DATA FOR PROCESSING:
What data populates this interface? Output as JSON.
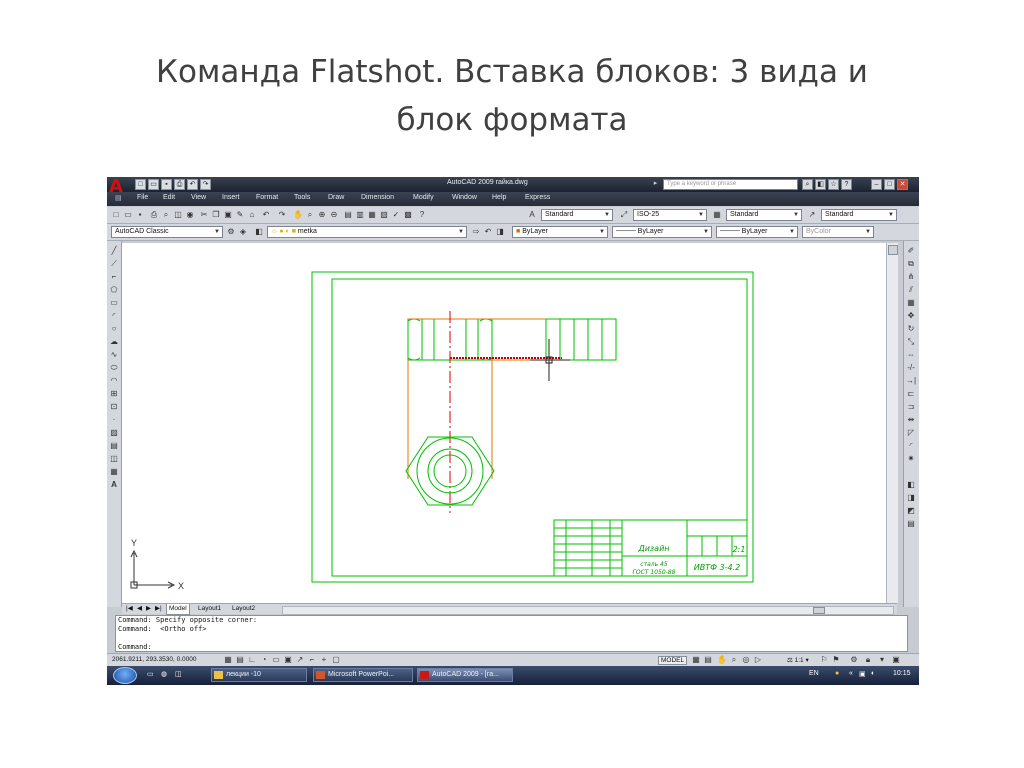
{
  "slide": {
    "title_line1": "Команда Flatshot. Вставка блоков: 3 вида и",
    "title_line2": "блок формата"
  },
  "app": {
    "window_title": "AutoCAD 2009 гайка.dwg",
    "help_search_placeholder": "Type a keyword or phrase"
  },
  "menu": [
    "File",
    "Edit",
    "View",
    "Insert",
    "Format",
    "Tools",
    "Draw",
    "Dimension",
    "Modify",
    "Window",
    "Help",
    "Express"
  ],
  "styles_toolbar": {
    "text_style": "Standard",
    "dim_style": "ISO-25",
    "table_style": "Standard",
    "multileader_style": "Standard"
  },
  "layers_toolbar": {
    "workspace": "AutoCAD Classic",
    "layer_name": "metka",
    "color": "ByLayer",
    "linetype": "ByLayer",
    "lineweight": "ByLayer",
    "plot_style": "ByColor"
  },
  "ucs": {
    "y_label": "Y",
    "x_label": "X"
  },
  "layout_tabs": [
    "Model",
    "Layout1",
    "Layout2"
  ],
  "command_lines": [
    "Command: Specify opposite corner:",
    "Command:  <Ortho off>",
    "",
    "Command:"
  ],
  "status": {
    "coordinates": "2061.9211, 293.3530, 0.0000",
    "model_label": "MODEL",
    "annotation_scale": "1:1"
  },
  "taskbar": {
    "items": [
      {
        "label": "лекции -10",
        "icon": "folder-icon"
      },
      {
        "label": "Microsoft PowerPoi...",
        "icon": "powerpoint-icon"
      },
      {
        "label": "AutoCAD 2009 - [га...",
        "icon": "autocad-icon"
      }
    ],
    "language": "EN",
    "clock": "10:15"
  },
  "title_block": {
    "part_name": "Дизайн",
    "scale_value": "2:1",
    "material_line1": "сталь 45",
    "material_line2": "ГОСТ 1050-88",
    "designation": "ИВТФ 3-4.2"
  },
  "colors": {
    "drawing_line": "#00c000",
    "hidden_line": "#e07a00",
    "center_line": "#e00000",
    "titlebar": "#2a3140",
    "toolbar_bg": "#d4d8de"
  }
}
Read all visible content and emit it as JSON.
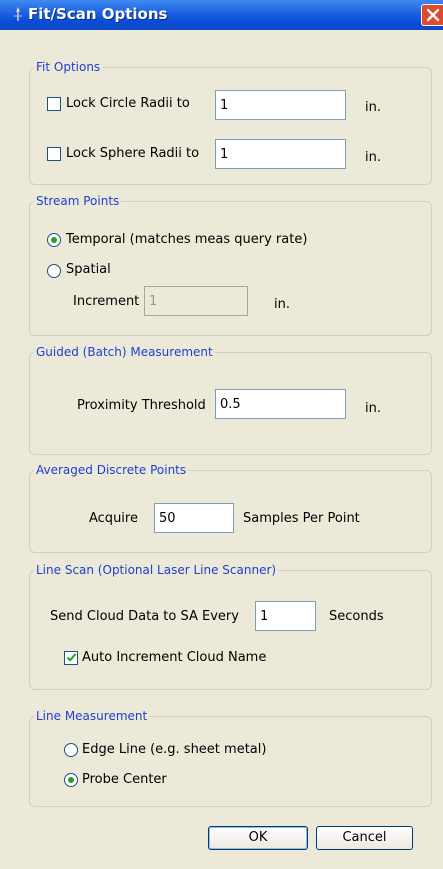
{
  "window": {
    "title": "Fit/Scan Options"
  },
  "fit_options": {
    "legend": "Fit Options",
    "lock_circle": {
      "label": "Lock Circle Radii to",
      "checked": false,
      "value": "1",
      "unit": "in."
    },
    "lock_sphere": {
      "label": "Lock Sphere Radii to",
      "checked": false,
      "value": "1",
      "unit": "in."
    }
  },
  "stream_points": {
    "legend": "Stream Points",
    "temporal_label": "Temporal (matches meas query rate)",
    "spatial_label": "Spatial",
    "selected": "temporal",
    "increment_label": "Increment",
    "increment_value": "1",
    "increment_unit": "in."
  },
  "guided": {
    "legend": "Guided (Batch) Measurement",
    "proximity_label": "Proximity Threshold",
    "proximity_value": "0.5",
    "proximity_unit": "in."
  },
  "averaged": {
    "legend": "Averaged Discrete Points",
    "acquire_label": "Acquire",
    "acquire_value": "50",
    "samples_label": "Samples Per Point"
  },
  "line_scan": {
    "legend": "Line Scan (Optional Laser Line Scanner)",
    "send_label": "Send Cloud Data to SA Every",
    "send_value": "1",
    "seconds_label": "Seconds",
    "auto_increment_label": "Auto Increment Cloud Name",
    "auto_increment_checked": true
  },
  "line_measurement": {
    "legend": "Line Measurement",
    "edge_label": "Edge Line (e.g. sheet metal)",
    "probe_label": "Probe Center",
    "selected": "probe"
  },
  "buttons": {
    "ok": "OK",
    "cancel": "Cancel"
  },
  "colors": {
    "titlebar": "#0a4ed6",
    "face": "#ECE9D8",
    "legend_text": "#1f3fd0",
    "radio_dot": "#21a121"
  }
}
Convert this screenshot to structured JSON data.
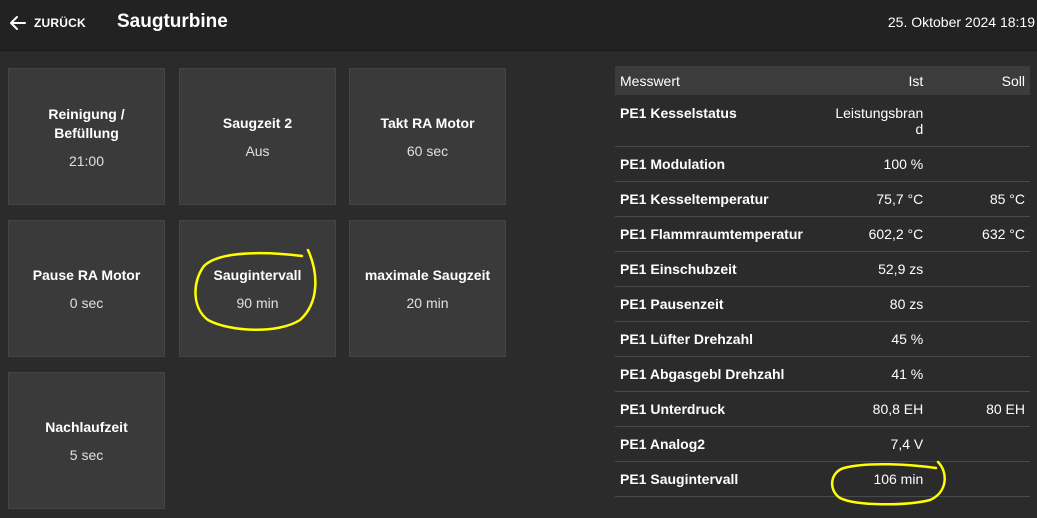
{
  "header": {
    "back_label": "ZURÜCK",
    "title": "Saugturbine",
    "datetime": "25. Oktober 2024 18:19"
  },
  "tiles": [
    {
      "label": "Reinigung / Befüllung",
      "value": "21:00"
    },
    {
      "label": "Saugzeit 2",
      "value": "Aus"
    },
    {
      "label": "Takt RA Motor",
      "value": "60 sec"
    },
    {
      "label": "Pause RA Motor",
      "value": "0 sec"
    },
    {
      "label": "Saugintervall",
      "value": "90 min"
    },
    {
      "label": "maximale Saugzeit",
      "value": "20 min"
    },
    {
      "label": "Nachlaufzeit",
      "value": "5 sec"
    }
  ],
  "table": {
    "headers": {
      "name": "Messwert",
      "ist": "Ist",
      "soll": "Soll"
    },
    "rows": [
      {
        "name": "PE1 Kesselstatus",
        "ist": "Leistungsbrand",
        "soll": ""
      },
      {
        "name": "PE1 Modulation",
        "ist": "100 %",
        "soll": ""
      },
      {
        "name": "PE1 Kesseltemperatur",
        "ist": "75,7 °C",
        "soll": "85 °C"
      },
      {
        "name": "PE1 Flammraumtemperatur",
        "ist": "602,2 °C",
        "soll": "632 °C"
      },
      {
        "name": "PE1 Einschubzeit",
        "ist": "52,9 zs",
        "soll": ""
      },
      {
        "name": "PE1 Pausenzeit",
        "ist": "80 zs",
        "soll": ""
      },
      {
        "name": "PE1 Lüfter Drehzahl",
        "ist": "45 %",
        "soll": ""
      },
      {
        "name": "PE1 Abgasgebl Drehzahl",
        "ist": "41 %",
        "soll": ""
      },
      {
        "name": "PE1 Unterdruck",
        "ist": "80,8 EH",
        "soll": "80 EH"
      },
      {
        "name": "PE1 Analog2",
        "ist": "7,4 V",
        "soll": ""
      },
      {
        "name": "PE1 Saugintervall",
        "ist": "106 min",
        "soll": ""
      }
    ]
  },
  "colors": {
    "background": "#2b2b2b",
    "tile": "#3a3a3a",
    "annotation": "#ffff00"
  },
  "icons": {
    "back": "arrow-left-icon"
  }
}
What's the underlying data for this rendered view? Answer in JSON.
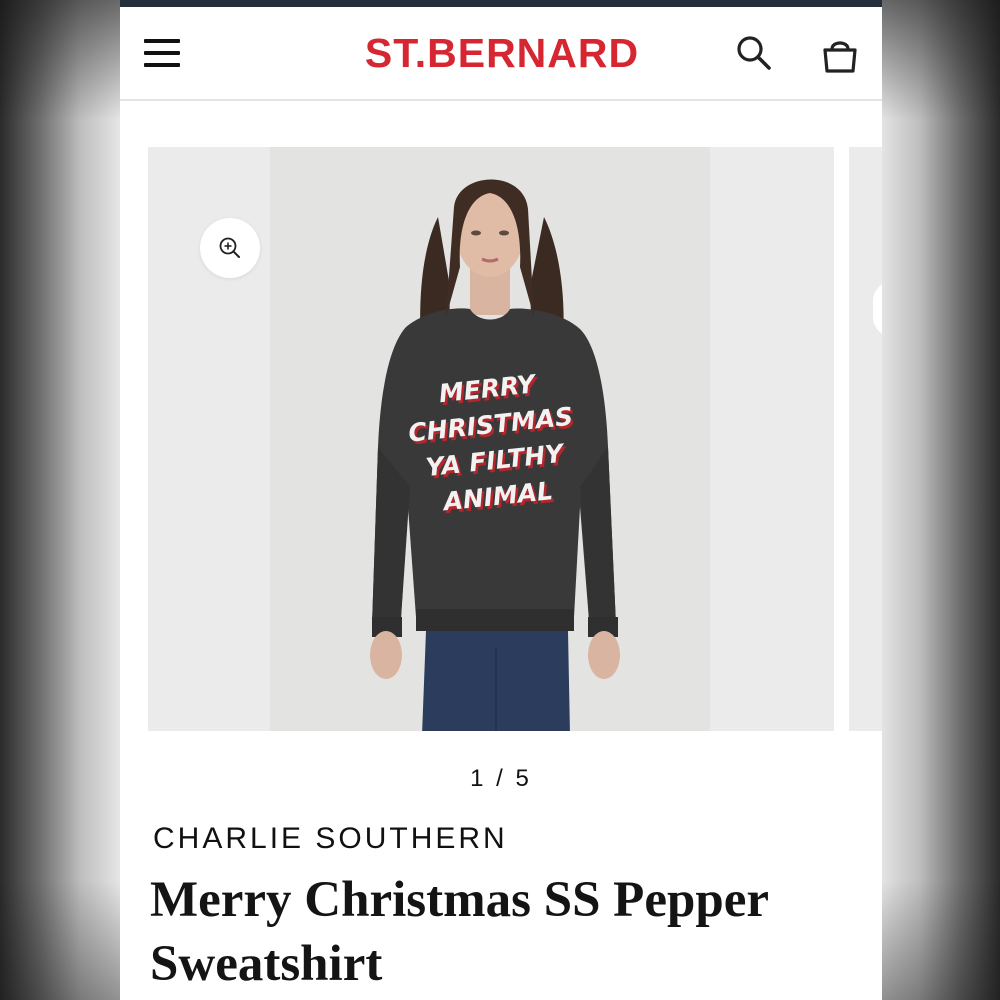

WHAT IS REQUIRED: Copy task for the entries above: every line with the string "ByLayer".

RESPONSE AREA:
    "color": "ByLayer",
    "linetype": "ByLayer",
    "lineweight": "ByLayer",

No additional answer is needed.